Texas Closer to Banning Driving While Texting


After a long debate and a slew of amendments,  the Texas Legislature is closer to banning texting while driving. The House passed Rep. Tom Craddick’s bill Wednesday with a vote of 98 to 47.

HB 63 imposes a $100 fine and misdemeanor traffic ticket for drivers caught texting and a $200 fine for repeat offenders. Much of the debate focused around proposed amendments by Rep. Harold Dutton Jr. (D-Houston) and Rep. Charles Perry (R-Lubbock).

Rep. Perry argued that texting shouldn’t be the sole reason for pulling over a driver, worrying that it gave too much power to law enforcement.  But his amendment ultimately failed.

Dutton stepped up after Perry’s failed amendment with a similar amendment. Dutton argued that if a police officer pulls a driver over for texting while driving, it would ensure that the government is much too involved in the lives of its citizens. And he worried that it could lead to racial profiling.

At this point, representatives continually brought up examples of those who had been directly affected by distracted driving.

After close votes and two recounts, Dutton’s amendment failed as well.

Bills have been proposed in past sessions to prohibit texting while driving with little success.In 2011, the legislature passed HB 242, which banned texting while driving. Governor Perry vetoed the bill on the grounds that it was “a government effort to micromanage the behavior of adults”.
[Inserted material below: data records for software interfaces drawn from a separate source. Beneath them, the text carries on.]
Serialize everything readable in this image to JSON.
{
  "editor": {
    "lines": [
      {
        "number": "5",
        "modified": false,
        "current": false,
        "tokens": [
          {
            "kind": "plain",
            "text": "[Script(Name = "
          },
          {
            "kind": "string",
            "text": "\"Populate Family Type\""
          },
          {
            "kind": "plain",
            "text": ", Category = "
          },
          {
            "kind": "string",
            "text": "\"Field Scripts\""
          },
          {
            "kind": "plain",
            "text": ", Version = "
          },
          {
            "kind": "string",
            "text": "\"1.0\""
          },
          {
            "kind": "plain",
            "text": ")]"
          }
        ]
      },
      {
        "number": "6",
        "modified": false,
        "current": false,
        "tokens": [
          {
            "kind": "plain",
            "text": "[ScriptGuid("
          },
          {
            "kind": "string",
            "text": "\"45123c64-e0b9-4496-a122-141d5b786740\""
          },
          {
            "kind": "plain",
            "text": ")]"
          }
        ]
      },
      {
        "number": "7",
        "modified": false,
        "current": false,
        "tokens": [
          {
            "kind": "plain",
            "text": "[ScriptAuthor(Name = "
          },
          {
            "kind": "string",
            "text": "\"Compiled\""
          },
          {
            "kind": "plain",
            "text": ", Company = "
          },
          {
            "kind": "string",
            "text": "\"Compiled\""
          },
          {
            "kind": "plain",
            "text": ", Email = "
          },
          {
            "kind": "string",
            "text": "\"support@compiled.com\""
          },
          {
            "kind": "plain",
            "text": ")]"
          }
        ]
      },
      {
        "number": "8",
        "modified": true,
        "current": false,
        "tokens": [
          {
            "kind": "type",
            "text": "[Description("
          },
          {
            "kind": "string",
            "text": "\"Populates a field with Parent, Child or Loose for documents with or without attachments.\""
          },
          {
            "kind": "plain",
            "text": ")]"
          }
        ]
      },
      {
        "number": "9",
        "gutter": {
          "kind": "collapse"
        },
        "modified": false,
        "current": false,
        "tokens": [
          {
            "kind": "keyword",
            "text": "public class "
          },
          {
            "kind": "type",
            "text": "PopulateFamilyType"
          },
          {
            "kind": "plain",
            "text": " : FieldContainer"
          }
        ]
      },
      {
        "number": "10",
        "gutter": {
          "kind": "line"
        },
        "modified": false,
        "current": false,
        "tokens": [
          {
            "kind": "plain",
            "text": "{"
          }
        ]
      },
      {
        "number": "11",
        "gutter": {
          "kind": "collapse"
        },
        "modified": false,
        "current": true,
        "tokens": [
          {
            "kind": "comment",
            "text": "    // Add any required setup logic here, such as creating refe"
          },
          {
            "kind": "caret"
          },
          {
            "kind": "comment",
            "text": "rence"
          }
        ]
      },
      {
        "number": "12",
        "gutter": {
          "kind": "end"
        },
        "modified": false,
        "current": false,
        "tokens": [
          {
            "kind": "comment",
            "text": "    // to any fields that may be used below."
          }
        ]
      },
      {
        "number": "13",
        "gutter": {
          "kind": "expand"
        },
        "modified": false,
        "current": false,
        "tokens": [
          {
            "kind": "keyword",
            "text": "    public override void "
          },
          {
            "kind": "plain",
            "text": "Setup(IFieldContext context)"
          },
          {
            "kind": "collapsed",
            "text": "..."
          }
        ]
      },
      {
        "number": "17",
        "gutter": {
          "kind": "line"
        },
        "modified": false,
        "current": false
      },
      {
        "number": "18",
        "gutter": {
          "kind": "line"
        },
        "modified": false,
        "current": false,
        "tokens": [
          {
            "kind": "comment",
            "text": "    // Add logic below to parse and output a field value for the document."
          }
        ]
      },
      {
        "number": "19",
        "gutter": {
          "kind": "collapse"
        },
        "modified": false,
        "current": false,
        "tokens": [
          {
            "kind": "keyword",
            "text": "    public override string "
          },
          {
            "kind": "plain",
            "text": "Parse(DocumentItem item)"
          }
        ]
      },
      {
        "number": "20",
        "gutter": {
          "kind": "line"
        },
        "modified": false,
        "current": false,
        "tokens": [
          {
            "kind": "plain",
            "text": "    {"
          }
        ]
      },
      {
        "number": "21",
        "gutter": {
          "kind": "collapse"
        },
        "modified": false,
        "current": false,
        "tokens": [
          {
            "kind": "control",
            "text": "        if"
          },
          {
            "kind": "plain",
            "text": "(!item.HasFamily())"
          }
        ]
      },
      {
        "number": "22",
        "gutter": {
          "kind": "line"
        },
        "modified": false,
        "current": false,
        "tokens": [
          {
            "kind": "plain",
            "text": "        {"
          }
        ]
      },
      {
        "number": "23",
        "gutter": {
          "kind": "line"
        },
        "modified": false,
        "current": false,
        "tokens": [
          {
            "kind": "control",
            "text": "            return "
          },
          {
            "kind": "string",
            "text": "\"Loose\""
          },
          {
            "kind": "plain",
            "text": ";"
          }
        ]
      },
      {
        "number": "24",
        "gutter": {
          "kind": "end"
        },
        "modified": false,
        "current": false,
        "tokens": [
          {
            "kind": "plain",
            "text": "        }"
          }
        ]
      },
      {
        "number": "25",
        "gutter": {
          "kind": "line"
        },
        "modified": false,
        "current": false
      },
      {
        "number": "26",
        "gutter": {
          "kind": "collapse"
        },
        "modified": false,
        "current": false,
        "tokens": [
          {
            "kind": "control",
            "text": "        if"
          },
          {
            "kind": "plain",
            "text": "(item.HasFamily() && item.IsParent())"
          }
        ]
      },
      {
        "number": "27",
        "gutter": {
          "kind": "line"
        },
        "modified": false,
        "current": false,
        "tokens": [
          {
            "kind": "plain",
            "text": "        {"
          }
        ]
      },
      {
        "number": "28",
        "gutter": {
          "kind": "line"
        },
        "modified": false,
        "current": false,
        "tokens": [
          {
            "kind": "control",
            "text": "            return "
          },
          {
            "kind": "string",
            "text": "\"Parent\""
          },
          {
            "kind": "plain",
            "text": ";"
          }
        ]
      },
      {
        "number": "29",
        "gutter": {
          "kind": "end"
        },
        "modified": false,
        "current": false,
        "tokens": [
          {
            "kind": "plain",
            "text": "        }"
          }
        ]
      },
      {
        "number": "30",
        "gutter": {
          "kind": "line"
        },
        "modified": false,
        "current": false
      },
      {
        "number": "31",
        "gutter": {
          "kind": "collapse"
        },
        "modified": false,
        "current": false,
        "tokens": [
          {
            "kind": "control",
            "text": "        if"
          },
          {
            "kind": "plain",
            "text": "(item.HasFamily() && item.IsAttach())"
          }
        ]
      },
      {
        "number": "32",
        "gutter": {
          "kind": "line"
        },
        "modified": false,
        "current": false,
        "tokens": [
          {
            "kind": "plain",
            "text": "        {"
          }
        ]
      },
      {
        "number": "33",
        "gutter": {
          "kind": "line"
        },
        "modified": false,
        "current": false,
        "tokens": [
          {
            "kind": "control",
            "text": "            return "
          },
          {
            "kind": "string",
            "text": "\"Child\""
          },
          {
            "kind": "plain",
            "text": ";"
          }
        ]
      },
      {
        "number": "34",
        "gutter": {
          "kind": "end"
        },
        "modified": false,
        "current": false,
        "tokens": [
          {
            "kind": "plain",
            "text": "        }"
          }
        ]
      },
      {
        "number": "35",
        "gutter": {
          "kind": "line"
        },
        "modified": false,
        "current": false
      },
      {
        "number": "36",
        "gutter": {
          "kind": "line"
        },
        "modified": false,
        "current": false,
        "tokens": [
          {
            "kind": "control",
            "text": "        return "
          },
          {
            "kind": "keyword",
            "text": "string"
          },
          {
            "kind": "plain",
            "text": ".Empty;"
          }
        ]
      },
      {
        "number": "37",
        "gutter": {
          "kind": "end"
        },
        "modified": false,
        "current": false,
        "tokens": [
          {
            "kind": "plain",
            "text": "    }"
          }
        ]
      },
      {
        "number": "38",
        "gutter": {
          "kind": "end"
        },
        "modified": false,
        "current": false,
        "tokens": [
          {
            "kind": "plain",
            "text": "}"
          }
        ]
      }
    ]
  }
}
But over the years, several cities have passed citywide ordinances to ban the use of cell phones. The patchwork of laws regarding cell phone use across the state can often lead to confusion for drivers, said Rep. John Smithee (R-Amarillo) during the debate. “Whatever we do, let’s make it uniform,” he said.  “Part of making it understandable is making it consistent.”

The bill now moves on to the Senate for debate.

Do you think free access to journalism like this is important? The Texas Observer is known for its fiercely independent, uncompromising work—which we are pleased to provide to the public at no charge in this space. That means we rely on the generosity of our readers who believe that this work is important. You can chip in for as little as 99 cents a month. If you believe in this mission, we need your help.

You May Also Like: